Whitehead...throws a lot of things on the wall, hoping that if they don't all stick, at least they'll slide into consciousness for a while ... But however ambitious or multilayered this novel is, the reader may get stuck trying to decipher just what Whitehead is trying to say in this thing. In a meandering 389 pages he takes his time in composing the novel's myriad characters and situations, switching eras within chapters whenever he feels like it ... Whitehead often goes into directions that aren't that enticing. For every narrative piece the reader plows through fluidly, like the Sutter story, there are others that grind the book to a deadening halt. In theory Days has a brilliant, inviting premise. But once you get into the book the novelty wears off quickly. But it shouldn't be said that Whitehead doesn't know what he's doing as a novelist ... Whitehead knows how to mesh the quirky with the urbane ... if there is one thing the reader gets from reading John Henry Days, it's that density doesn't necessarily make for good storytelling.
... an inventive, funny, and bittersweet inquiry into the significance of folk hero John Henry ... Masterfully composed and full of myth and magic, Whitehead’s great American novel considers such dualities as nature and civilization, legend and history, black and white, and altruism and greed, while deftly skewering the absurdities of the information age.
... a tornado-like narrative storm ... Whitehead...has the early DeLillo's sense for the sinister underside of Americana, combined with historical consciousness of the African-American middle-class in the post–civil rights era. Smart, learned and soaringly ambitious, his second novel consolidates his position as one of the leading writers of serious fiction of his generation.
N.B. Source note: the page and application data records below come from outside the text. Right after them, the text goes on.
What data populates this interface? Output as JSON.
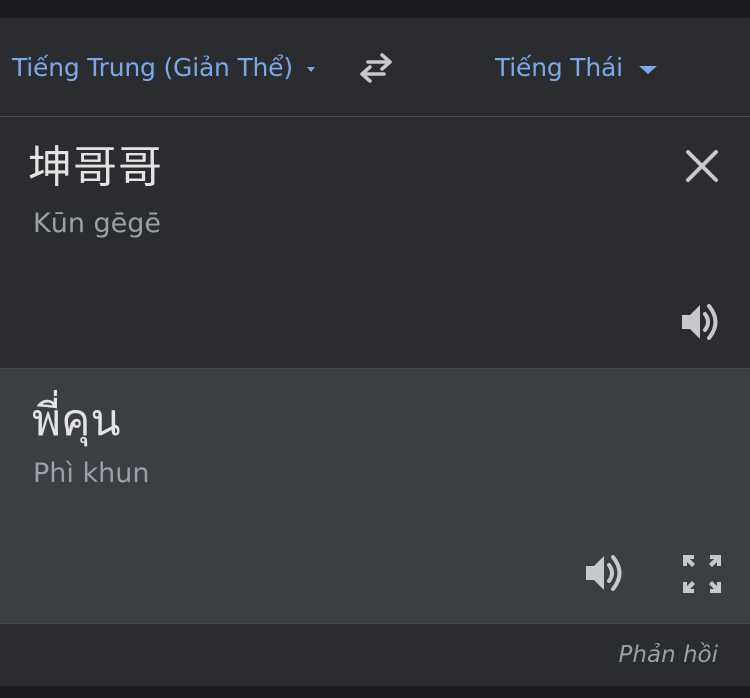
{
  "language_bar": {
    "source_language": "Tiếng Trung (Giản Thể)",
    "target_language": "Tiếng Thái",
    "accent_color": "#7ba8e6"
  },
  "source": {
    "text": "坤哥哥",
    "romanization": "Kūn gēgē"
  },
  "result": {
    "text": "พี่คุน",
    "romanization": "Phì khun"
  },
  "footer": {
    "feedback_label": "Phản hồi"
  },
  "icons": [
    "caret-down-icon",
    "swap-languages-icon",
    "close-icon",
    "speaker-icon",
    "fullscreen-icon"
  ],
  "colors": {
    "background": "#2b2c30",
    "result_background": "#3b3e42",
    "text_primary": "#e3e3e3",
    "text_secondary": "#9aa0a6",
    "icon": "#c6c8cc"
  }
}
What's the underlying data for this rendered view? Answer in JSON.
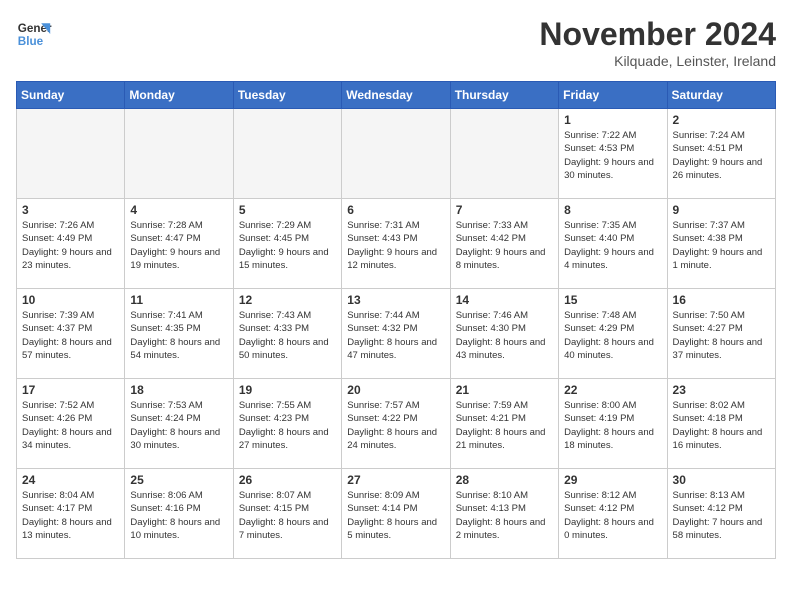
{
  "header": {
    "logo_line1": "General",
    "logo_line2": "Blue",
    "month_title": "November 2024",
    "location": "Kilquade, Leinster, Ireland"
  },
  "days_of_week": [
    "Sunday",
    "Monday",
    "Tuesday",
    "Wednesday",
    "Thursday",
    "Friday",
    "Saturday"
  ],
  "weeks": [
    [
      {
        "day": null
      },
      {
        "day": null
      },
      {
        "day": null
      },
      {
        "day": null
      },
      {
        "day": null
      },
      {
        "day": 1,
        "sunrise": "Sunrise: 7:22 AM",
        "sunset": "Sunset: 4:53 PM",
        "daylight": "Daylight: 9 hours and 30 minutes."
      },
      {
        "day": 2,
        "sunrise": "Sunrise: 7:24 AM",
        "sunset": "Sunset: 4:51 PM",
        "daylight": "Daylight: 9 hours and 26 minutes."
      }
    ],
    [
      {
        "day": 3,
        "sunrise": "Sunrise: 7:26 AM",
        "sunset": "Sunset: 4:49 PM",
        "daylight": "Daylight: 9 hours and 23 minutes."
      },
      {
        "day": 4,
        "sunrise": "Sunrise: 7:28 AM",
        "sunset": "Sunset: 4:47 PM",
        "daylight": "Daylight: 9 hours and 19 minutes."
      },
      {
        "day": 5,
        "sunrise": "Sunrise: 7:29 AM",
        "sunset": "Sunset: 4:45 PM",
        "daylight": "Daylight: 9 hours and 15 minutes."
      },
      {
        "day": 6,
        "sunrise": "Sunrise: 7:31 AM",
        "sunset": "Sunset: 4:43 PM",
        "daylight": "Daylight: 9 hours and 12 minutes."
      },
      {
        "day": 7,
        "sunrise": "Sunrise: 7:33 AM",
        "sunset": "Sunset: 4:42 PM",
        "daylight": "Daylight: 9 hours and 8 minutes."
      },
      {
        "day": 8,
        "sunrise": "Sunrise: 7:35 AM",
        "sunset": "Sunset: 4:40 PM",
        "daylight": "Daylight: 9 hours and 4 minutes."
      },
      {
        "day": 9,
        "sunrise": "Sunrise: 7:37 AM",
        "sunset": "Sunset: 4:38 PM",
        "daylight": "Daylight: 9 hours and 1 minute."
      }
    ],
    [
      {
        "day": 10,
        "sunrise": "Sunrise: 7:39 AM",
        "sunset": "Sunset: 4:37 PM",
        "daylight": "Daylight: 8 hours and 57 minutes."
      },
      {
        "day": 11,
        "sunrise": "Sunrise: 7:41 AM",
        "sunset": "Sunset: 4:35 PM",
        "daylight": "Daylight: 8 hours and 54 minutes."
      },
      {
        "day": 12,
        "sunrise": "Sunrise: 7:43 AM",
        "sunset": "Sunset: 4:33 PM",
        "daylight": "Daylight: 8 hours and 50 minutes."
      },
      {
        "day": 13,
        "sunrise": "Sunrise: 7:44 AM",
        "sunset": "Sunset: 4:32 PM",
        "daylight": "Daylight: 8 hours and 47 minutes."
      },
      {
        "day": 14,
        "sunrise": "Sunrise: 7:46 AM",
        "sunset": "Sunset: 4:30 PM",
        "daylight": "Daylight: 8 hours and 43 minutes."
      },
      {
        "day": 15,
        "sunrise": "Sunrise: 7:48 AM",
        "sunset": "Sunset: 4:29 PM",
        "daylight": "Daylight: 8 hours and 40 minutes."
      },
      {
        "day": 16,
        "sunrise": "Sunrise: 7:50 AM",
        "sunset": "Sunset: 4:27 PM",
        "daylight": "Daylight: 8 hours and 37 minutes."
      }
    ],
    [
      {
        "day": 17,
        "sunrise": "Sunrise: 7:52 AM",
        "sunset": "Sunset: 4:26 PM",
        "daylight": "Daylight: 8 hours and 34 minutes."
      },
      {
        "day": 18,
        "sunrise": "Sunrise: 7:53 AM",
        "sunset": "Sunset: 4:24 PM",
        "daylight": "Daylight: 8 hours and 30 minutes."
      },
      {
        "day": 19,
        "sunrise": "Sunrise: 7:55 AM",
        "sunset": "Sunset: 4:23 PM",
        "daylight": "Daylight: 8 hours and 27 minutes."
      },
      {
        "day": 20,
        "sunrise": "Sunrise: 7:57 AM",
        "sunset": "Sunset: 4:22 PM",
        "daylight": "Daylight: 8 hours and 24 minutes."
      },
      {
        "day": 21,
        "sunrise": "Sunrise: 7:59 AM",
        "sunset": "Sunset: 4:21 PM",
        "daylight": "Daylight: 8 hours and 21 minutes."
      },
      {
        "day": 22,
        "sunrise": "Sunrise: 8:00 AM",
        "sunset": "Sunset: 4:19 PM",
        "daylight": "Daylight: 8 hours and 18 minutes."
      },
      {
        "day": 23,
        "sunrise": "Sunrise: 8:02 AM",
        "sunset": "Sunset: 4:18 PM",
        "daylight": "Daylight: 8 hours and 16 minutes."
      }
    ],
    [
      {
        "day": 24,
        "sunrise": "Sunrise: 8:04 AM",
        "sunset": "Sunset: 4:17 PM",
        "daylight": "Daylight: 8 hours and 13 minutes."
      },
      {
        "day": 25,
        "sunrise": "Sunrise: 8:06 AM",
        "sunset": "Sunset: 4:16 PM",
        "daylight": "Daylight: 8 hours and 10 minutes."
      },
      {
        "day": 26,
        "sunrise": "Sunrise: 8:07 AM",
        "sunset": "Sunset: 4:15 PM",
        "daylight": "Daylight: 8 hours and 7 minutes."
      },
      {
        "day": 27,
        "sunrise": "Sunrise: 8:09 AM",
        "sunset": "Sunset: 4:14 PM",
        "daylight": "Daylight: 8 hours and 5 minutes."
      },
      {
        "day": 28,
        "sunrise": "Sunrise: 8:10 AM",
        "sunset": "Sunset: 4:13 PM",
        "daylight": "Daylight: 8 hours and 2 minutes."
      },
      {
        "day": 29,
        "sunrise": "Sunrise: 8:12 AM",
        "sunset": "Sunset: 4:12 PM",
        "daylight": "Daylight: 8 hours and 0 minutes."
      },
      {
        "day": 30,
        "sunrise": "Sunrise: 8:13 AM",
        "sunset": "Sunset: 4:12 PM",
        "daylight": "Daylight: 7 hours and 58 minutes."
      }
    ]
  ]
}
Whitehead...returns with a hilarious, heart-tugging take on the evolution of the American folk hero John Henry—and on the theme of inevitability, or the power of fate ... Whitehead spins off riveting stories about John Henry himself, the scholars who traced his legend, and the singers and peddlers who popularized the John Henry ballad. Thoughtful, amusing tale-spinning with, one imagines, serious film potential.